• _Task statement_: Retype all data exactly as given. Pictures should not be retyped.

---+---

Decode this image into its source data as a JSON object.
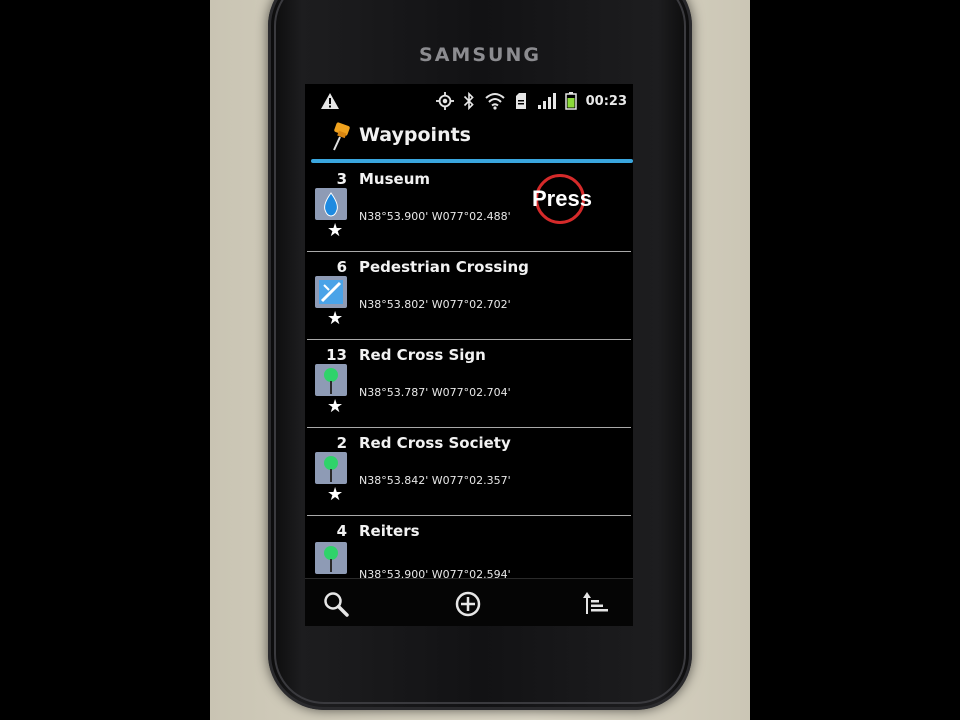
{
  "device": {
    "brand": "SAMSUNG"
  },
  "status_bar": {
    "time": "00:23",
    "icons": [
      "warning-icon",
      "gps-icon",
      "bluetooth-icon",
      "wifi-icon",
      "sd-card-icon",
      "signal-icon",
      "battery-icon"
    ]
  },
  "app": {
    "title": "Waypoints",
    "title_icon": "pushpin-icon"
  },
  "waypoints": [
    {
      "number": "3",
      "name": "Museum",
      "coords": "N38°53.900' W077°02.488'",
      "icon": "water-drop-icon",
      "starred": true
    },
    {
      "number": "6",
      "name": "Pedestrian Crossing",
      "coords": "N38°53.802' W077°02.702'",
      "icon": "crossing-icon",
      "starred": true
    },
    {
      "number": "13",
      "name": "Red Cross Sign",
      "coords": "N38°53.787' W077°02.704'",
      "icon": "green-pin-icon",
      "starred": true
    },
    {
      "number": "2",
      "name": "Red Cross Society",
      "coords": "N38°53.842' W077°02.357'",
      "icon": "green-pin-icon",
      "starred": true
    },
    {
      "number": "4",
      "name": "Reiters",
      "coords": "N38°53.900' W077°02.594'",
      "icon": "green-pin-icon",
      "starred": false
    }
  ],
  "bottom_bar": {
    "search": "search-icon",
    "add": "add-icon",
    "sort": "sort-icon"
  },
  "annotation": {
    "label": "Press",
    "color": "#d52a2a"
  },
  "colors": {
    "accent": "#3aa6de",
    "icon_bg": "#8e9bb5",
    "pin_green": "#2fd36a",
    "drop_blue": "#1e8ae0"
  }
}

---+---

• _Response to this task_:
Decode this image into its source data as a JSON object.
{
  "device": {
    "brand": "SAMSUNG"
  },
  "status_bar": {
    "time": "00:23",
    "icons": [
      "warning-icon",
      "gps-icon",
      "bluetooth-icon",
      "wifi-icon",
      "sd-card-icon",
      "signal-icon",
      "battery-icon"
    ]
  },
  "app": {
    "title": "Waypoints",
    "title_icon": "pushpin-icon"
  },
  "waypoints": [
    {
      "number": "3",
      "name": "Museum",
      "coords": "N38°53.900' W077°02.488'",
      "icon": "water-drop-icon",
      "starred": true
    },
    {
      "number": "6",
      "name": "Pedestrian Crossing",
      "coords": "N38°53.802' W077°02.702'",
      "icon": "crossing-icon",
      "starred": true
    },
    {
      "number": "13",
      "name": "Red Cross Sign",
      "coords": "N38°53.787' W077°02.704'",
      "icon": "green-pin-icon",
      "starred": true
    },
    {
      "number": "2",
      "name": "Red Cross Society",
      "coords": "N38°53.842' W077°02.357'",
      "icon": "green-pin-icon",
      "starred": true
    },
    {
      "number": "4",
      "name": "Reiters",
      "coords": "N38°53.900' W077°02.594'",
      "icon": "green-pin-icon",
      "starred": false
    }
  ],
  "bottom_bar": {
    "search": "search-icon",
    "add": "add-icon",
    "sort": "sort-icon"
  },
  "annotation": {
    "label": "Press",
    "color": "#d52a2a"
  },
  "colors": {
    "accent": "#3aa6de",
    "icon_bg": "#8e9bb5",
    "pin_green": "#2fd36a",
    "drop_blue": "#1e8ae0"
  }
}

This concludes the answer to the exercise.